US5697477Sep 28, 1995Dec 16, 1997Nifco Inc.Air damper
US5713623Jan 11, 1996Feb 3, 1998Prince CorporationMotion dampener
Referenced by
Citing PatentFiling datePublication dateApplicantTitle
US6776370 *Aug 28, 2002Aug 17, 2004EurocopterEnergy-absorbing connecting strut for use as a gearbox suspension strut for rotary wing aircraft
US7314201Jan 7, 2005Jan 1, 2008La-Z-Boy IncorporatedDampened retractable furniture cup holder
US7823755 *Aug 15, 2007Nov 2, 2010Lg Electronics Inc.Refrigerator and duct cap assembly therefor
US7841493 *Nov 7, 2007Nov 30, 2010Lg Electronics Inc.Dispenser and refrigerator including the same
US20140138885 *Nov 21, 2013May 22, 2014Continental Teves Ag & Co. OhgPneumatic spring device
CN102588481A *Feb 25, 2012Jul 18, 2012苏州安洁科技股份有限公司Splicing polyurethane foam buffer rubber mat
EP1895251A2 *Aug 28, 2007Mar 5, 2008LG Electronics Inc.Refrigerator and duct cap assembly therefor
EP1898167A2 *Aug 28, 2007Mar 12, 2008LG Electronics Inc.Refrigerator and duct cap assembly therefor
Classifications
U.S. Classification267/120, 188/322.22, 267/64.11
International ClassificationF16F1/36, F16F9/34, F16F9/02, F16F9/50, F16F9/36, F16F9/32
Cooperative ClassificationF16F9/0218, F16F9/368, F16F9/50, F16F1/3615
European ClassificationF16F9/02B2, F16F9/36P, F16F1/36D, F16F9/50
Legal Events
DateCodeEventDescription
Jul 23, 2012FPAYFee payment
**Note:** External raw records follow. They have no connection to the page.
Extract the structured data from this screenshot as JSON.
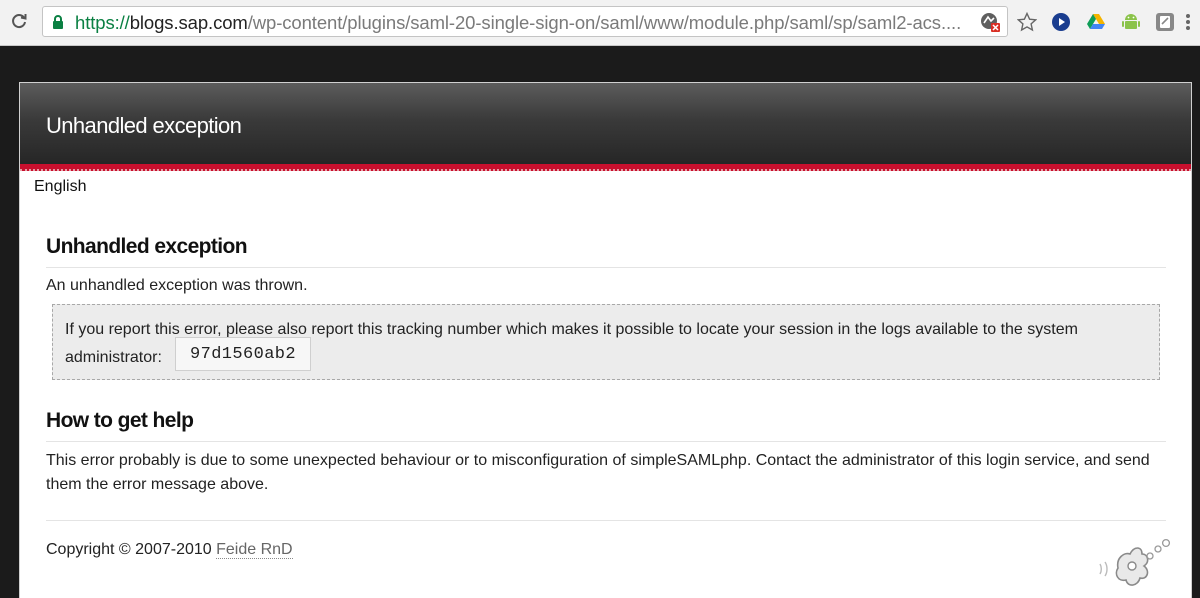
{
  "browser": {
    "url_scheme": "https://",
    "url_host": "blogs.sap.com",
    "url_path": "/wp-content/plugins/saml-20-single-sign-on/saml/www/module.php/saml/sp/saml2-acs....",
    "icons": [
      "reload-icon",
      "lock-icon",
      "extension-blocked-icon",
      "bookmark-star-icon",
      "play-extension-icon",
      "drive-icon",
      "android-icon",
      "app-extension-icon",
      "menu-icon"
    ]
  },
  "header": {
    "title": "Unhandled exception"
  },
  "language": "English",
  "error": {
    "heading": "Unhandled exception",
    "message": "An unhandled exception was thrown.",
    "tracking_text": "If you report this error, please also report this tracking number which makes it possible to locate your session in the logs available to the system administrator:",
    "tracking_number": "97d1560ab2"
  },
  "help": {
    "heading": "How to get help",
    "text": "This error probably is due to some unexpected behaviour or to misconfiguration of simpleSAMLphp. Contact the administrator of this login service, and send them the error message above."
  },
  "footer": {
    "copyright": "Copyright © 2007-2010",
    "link": "Feide RnD"
  },
  "colors": {
    "header_dark": "#262626",
    "accent_red": "#c8102e",
    "secure_green": "#0b8043"
  }
}
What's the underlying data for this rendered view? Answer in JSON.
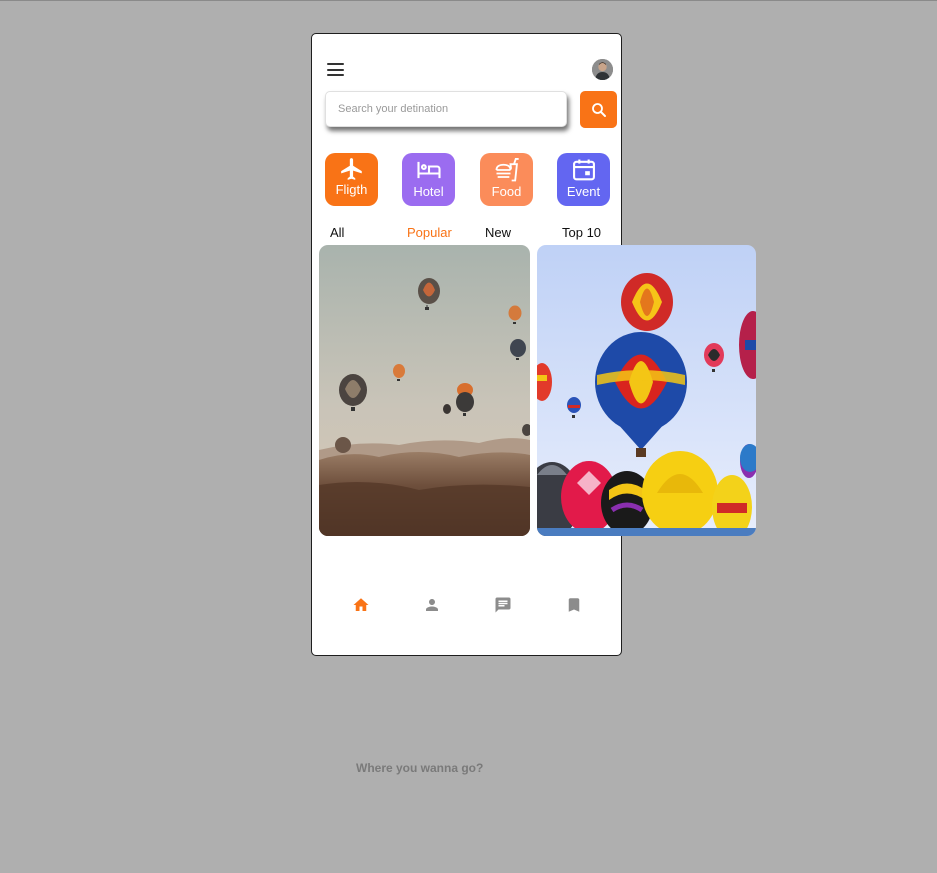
{
  "search": {
    "placeholder": "Search your detination"
  },
  "categories": [
    {
      "label": "Fligth",
      "color": "#f97316",
      "icon": "airplane-icon"
    },
    {
      "label": "Hotel",
      "color": "#9b6cf0",
      "icon": "bed-icon"
    },
    {
      "label": "Food",
      "color": "#fb8c5a",
      "icon": "fastfood-icon"
    },
    {
      "label": "Event",
      "color": "#6366f1",
      "icon": "calendar-icon"
    }
  ],
  "tabs": [
    {
      "label": "All"
    },
    {
      "label": "Popular",
      "active": true
    },
    {
      "label": "New"
    },
    {
      "label": "Top 10"
    }
  ],
  "cards": [
    {
      "name": "desert-balloons-photo"
    },
    {
      "name": "colorful-balloons-photo"
    }
  ],
  "bottom_nav": [
    {
      "icon": "home-icon",
      "active": true
    },
    {
      "icon": "person-icon"
    },
    {
      "icon": "chat-icon"
    },
    {
      "icon": "bookmark-icon"
    }
  ],
  "footer": {
    "text": "Where you wanna go?"
  },
  "colors": {
    "accent": "#f97316",
    "inactive_icon": "#8c8c8c"
  }
}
Year of fee payment: 12
Jul 23, 2008FPAYFee payment
Year of fee payment: 8
Jul 23, 2004FPAYFee payment
Year of fee payment: 4
Nov 8, 1999ASAssignment
Owner name: ILLINOIS TOOL WORKS INC., ILLINOIS
Free format text: ASSIGNMENT OF ASSIGNORS INTEREST;ASSIGNORS:BELLA, JOSEPH J.;BIVENS, STEVEN L.;CHISHOLM, LISA E.;ANDOTHERS;REEL/FRAME:010385/0626;SIGNING DATES FROM 19991012 TO 19991101
Owner name: ILLINOIS TOOL WORKS INC. 3600 WEST LAKE AVENUE GLE
Owner name: ILLINOIS TOOL WORKS INC. 3600 WEST LAKE AVENUE GLE
Free format text: ASSIGNMENT OF ASSIGNORS INTEREST;ASSIGNORS:BELLA, JOSEPH J.;BIVENS, STEVEN L.;CHISHOLM, LISA E.;ANDOTHERS;REEL/FRAME:010385/0626;SIGNING DATES FROM 19991012 TO 19991101